Date: 17 October 2001
After their markets in the former Soviet Union evaporated and with the shelves of up market stores in the West full of competitors' wares, Czech glass makers had to find a way of reaching new customers quickly.
The answer? The Internet.
Nearly 80 percent of the adult Czech population has never surfed the Web and quality computers are still too expensive for many businesses, but Czech crystal exporters say they can't do business without it.
"I don't even deal with manufacturers who don't have the Internet," said Karel Hart, who exports everything from mass-produced machine glass to crystal hand-cut by craftsmen all over the Czech Republic.
"Each customer wants a different design or their logo on the glass, and I have to pass that on to the craftsmen quickly...You just can't do that without the Internet," said Hart, who exports to Spain, America, South Korea and Taiwan.
"The fax and the phone are just too slow. If a glass manufacturer wants to succeed today he needs to use the Internet -- or he just doesn't have a chance," he adds.
Czech glass blowers, cutters and engravers have had ample resources to perfect their craft since the Middle Ages.
The sparkling glass objects they made found their way onto the tables of royalty, such as Edward VII and Elizabeth II of Britain, Norway's King Haakon VII, Pope Pius XI and the last Shah of Iran to name just a few.
Moser is the "Rolls Royce" of the Czech glass industry. Established in 1857, the company still prefers to sell its glassware through stores, but it has come to appreciate the speed and cost-effectiveness of the Internet.
"We use it to transfer data, photos, documents etc. It's faster, and, more important, it's free. You pay (couriers) several thousand crowns and it still takes a day to get there," said Moser's chief executive officer, Antonin Vlk.
DIRECT CUSTOMER CONTACT
The direct customer contact which the Internet allows has been another boon to quality Czech glass makers who were forced for 40 years to sell through the state-controlled glass exporter, Skloexport.
"We were entirely reliant on Skloexport -- completely cut off from the market," said Vlk. "We didn't even know if they were selling our glasses in boutiques or in supermarkets."
All Czech crystal, regardless of the manufacturer, was sold under the generic label "Bohemia Crystal". As a result, names like Moser, which had been exporting worldwide since 1893, disappeared from the market.
But Skloexport fell apart in 1997, leaving the newly-privatized glassworks high and dry.
They had no marketing experience and no contacts. Traditional markets were gone and competitors such as France's Baccarat and Ireland's Waterford maintained a high profile in Western shops.
Czech firms had were forced into the same kind of restructuring normally associated with the heavy industrial concerns of the communist era. They pumped up their sales departments and bought new computers.
"We haven't broken into the top markets in the West, yet, but with globalization, there are markets all over the world," said Jiri Rueckl, of Rueckl Crystal, who bought back his family's glassworks in 1993.
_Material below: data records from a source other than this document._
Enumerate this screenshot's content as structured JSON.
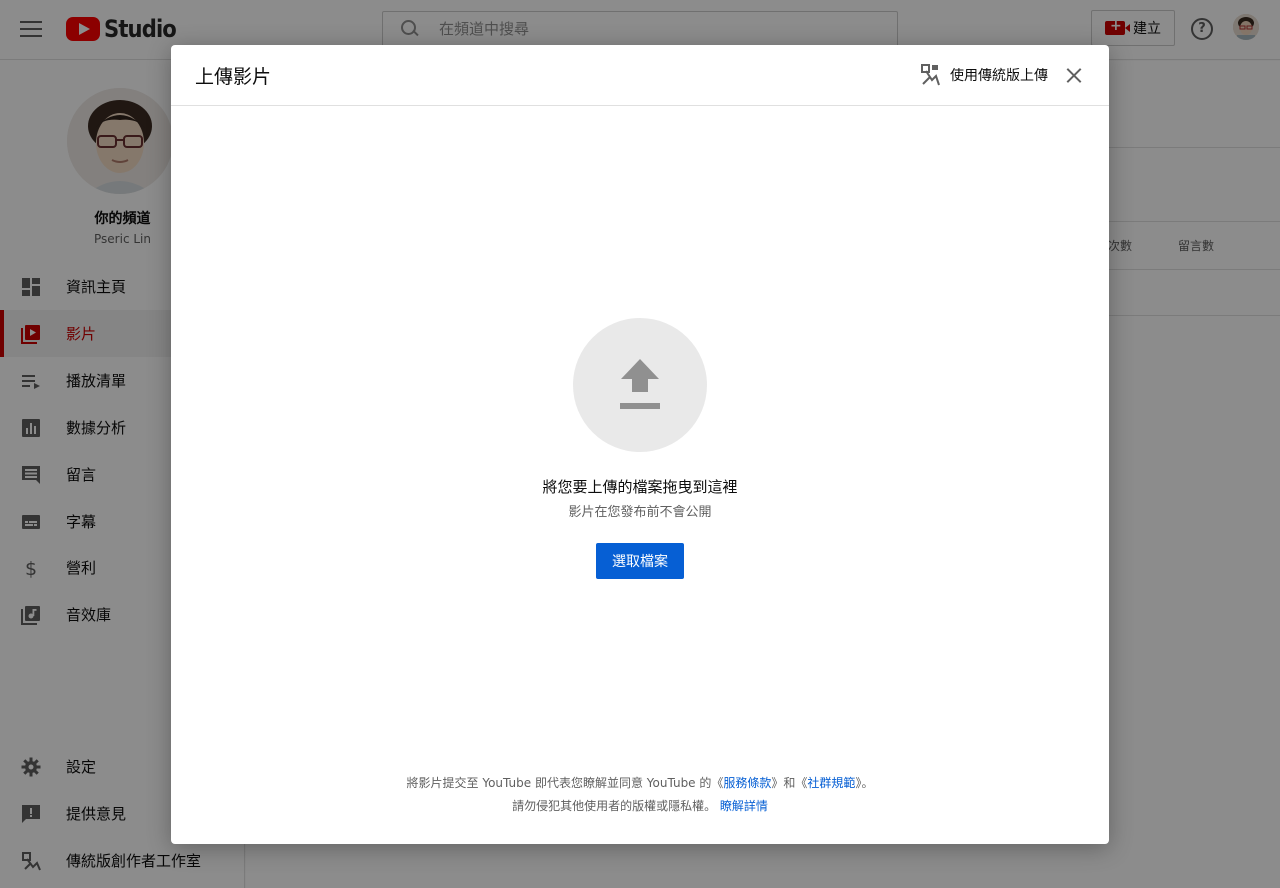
{
  "topbar": {
    "logo_text": "Studio",
    "search_placeholder": "在頻道中搜尋",
    "create_label": "建立",
    "help_glyph": "?"
  },
  "sidebar": {
    "channel_name": "你的頻道",
    "channel_owner": "Pseric Lin",
    "items": [
      {
        "label": "資訊主頁",
        "icon": "dashboard-icon"
      },
      {
        "label": "影片",
        "icon": "videos-icon",
        "active": true
      },
      {
        "label": "播放清單",
        "icon": "playlist-icon"
      },
      {
        "label": "數據分析",
        "icon": "analytics-icon"
      },
      {
        "label": "留言",
        "icon": "comments-icon"
      },
      {
        "label": "字幕",
        "icon": "subtitles-icon"
      },
      {
        "label": "營利",
        "icon": "dollar-icon"
      },
      {
        "label": "音效庫",
        "icon": "audio-library-icon"
      }
    ],
    "bottom_items": [
      {
        "label": "設定",
        "icon": "gear-icon"
      },
      {
        "label": "提供意見",
        "icon": "feedback-icon"
      },
      {
        "label": "傳統版創作者工作室",
        "icon": "classic-studio-icon"
      }
    ]
  },
  "background": {
    "col_views": "次數",
    "col_comments": "留言數"
  },
  "dialog": {
    "title": "上傳影片",
    "legacy_label": "使用傳統版上傳",
    "drop_title": "將您要上傳的檔案拖曳到這裡",
    "drop_subtitle": "影片在您發布前不會公開",
    "select_button": "選取檔案",
    "footer": {
      "line1_prefix": "將影片提交至 YouTube 即代表您瞭解並同意 YouTube 的《",
      "terms_link": "服務條款",
      "line1_mid": "》和《",
      "guidelines_link": "社群規範",
      "line1_suffix": "》。",
      "line2_prefix": "請勿侵犯其他使用者的版權或隱私權。 ",
      "learn_more_link": "瞭解詳情"
    }
  },
  "colors": {
    "accent_blue": "#065fd4",
    "brand_red": "#cc0000",
    "logo_red": "#ff0000"
  }
}
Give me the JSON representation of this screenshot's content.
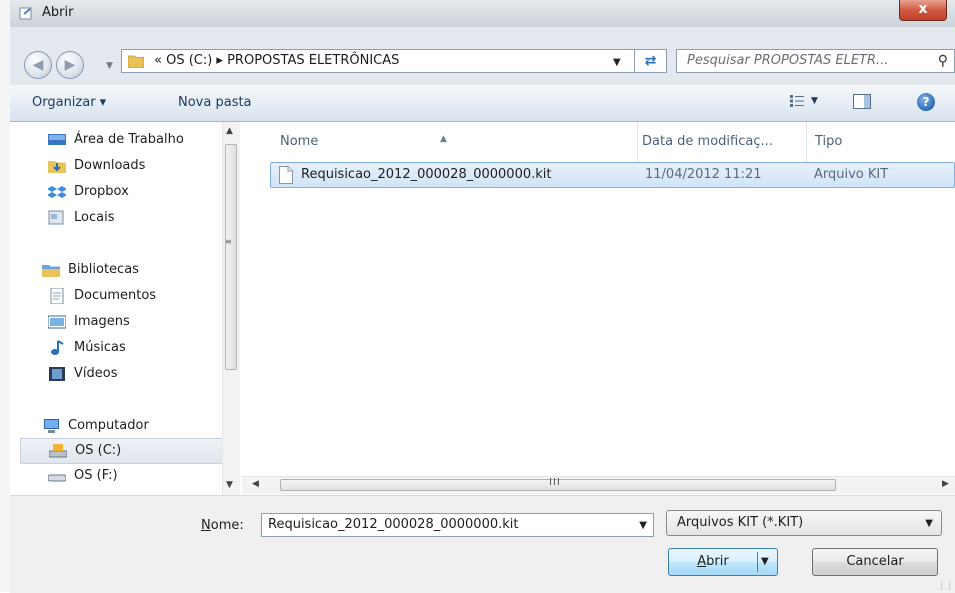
{
  "window": {
    "title": "Abrir",
    "close_label": "x"
  },
  "address": {
    "path_text": "« OS (C:) ▸ PROPOSTAS ELETRÔNICAS",
    "search_placeholder": "Pesquisar PROPOSTAS ELETR..."
  },
  "toolbar": {
    "organize": "Organizar ▾",
    "new_folder": "Nova pasta"
  },
  "navigation": {
    "items": [
      {
        "label": "Área de Trabalho",
        "icon": "desktop-icon"
      },
      {
        "label": "Downloads",
        "icon": "downloads-folder-icon"
      },
      {
        "label": "Dropbox",
        "icon": "dropbox-icon"
      },
      {
        "label": "Locais",
        "icon": "places-icon"
      },
      {
        "label": "Bibliotecas",
        "icon": "libraries-icon"
      },
      {
        "label": "Documentos",
        "icon": "documents-icon"
      },
      {
        "label": "Imagens",
        "icon": "pictures-icon"
      },
      {
        "label": "Músicas",
        "icon": "music-icon"
      },
      {
        "label": "Vídeos",
        "icon": "videos-icon"
      },
      {
        "label": "Computador",
        "icon": "computer-icon"
      },
      {
        "label": "OS (C:)",
        "icon": "drive-c-icon",
        "selected": true
      },
      {
        "label": "OS (F:)",
        "icon": "drive-f-icon"
      }
    ]
  },
  "file_list": {
    "columns": [
      "Nome",
      "Data de modificaç...",
      "Tipo"
    ],
    "rows": [
      {
        "name": "Requisicao_2012_000028_0000000.kit",
        "modified": "11/04/2012 11:21",
        "type": "Arquivo KIT",
        "selected": true
      }
    ]
  },
  "footer": {
    "name_label_underlined": "N",
    "name_label_rest": "ome:",
    "file_name_value": "Requisicao_2012_000028_0000000.kit",
    "file_type_value": "Arquivos KIT (*.KIT)",
    "open_label_underlined": "A",
    "open_label_rest": "brir",
    "cancel_label": "Cancelar"
  },
  "colors": {
    "selection": "#d0e3f7",
    "selection_border": "#84acdd",
    "close_red": "#c2402a"
  }
}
Indeed, Rueckl's glass foundry, located in Nizbor, 45 km (28 miles) west of Prague, has become Europe's prime exporter of cut crystal hookahs to the Middle East.
"One of our Lebanese customers came to us three years ago and asked us if we could make them. We tried it and today we export about 7,000 of them to the Middle East a year," he said.
"This is what comes from direct contact with the customer," Rueckl said.
LONG HAUL TO CONQUER WESTERN MARKETS
Czech manufacturers have not given up on the Western retail market. But they say it is a long haul.
Moreover, quality retailers in the West are just too risky at this point, they say.
"You just can't break into the big chains," Hart said. "They want fees for even carrying it on their shelves (and) they'll only sell on commission."
"On top of that, they want huge volumes because they want to supply their whole chain, and those are million dollar turnovers -- even big makers can't handle those," he added.
Rueckl has taken the "if you can't beat 'em join 'em" approach and does a lively business with Irish Waterford through commissioning.
"It increases our prestige when people hear we get commissions from Waterford," he said, adding that working with Waterford has improved the standards at his own foundry.
"They taught us a few things about quality control. The first time one of their inspectors showed up with industrial-grade calipers my workers almost mutinied, but today they accept the higher standards as normal," he said.
Unlike many other Czech industries, crystal makers say they have nothing to fear when their country joins the European Union.
Employers are not worried about outside competition and an inevitable rise in wages after EU entry.
"The share of wages is about 10 to 11 percent of turnover, right now, so we can afford to raise it," Rueckl said. "And we aren't dependent on the Czech market. We export 85 percent of the products we make."
Rueckl has opted to keep volumes low and concentrate on quality.
"The whole world is going the way of industrialization, raising productivity... we can't and don't want to compete there," he said.
"We want to sell to those people who want something unique on their tables or in their offices, something they can't buy off the local department store shelf... And they're out there."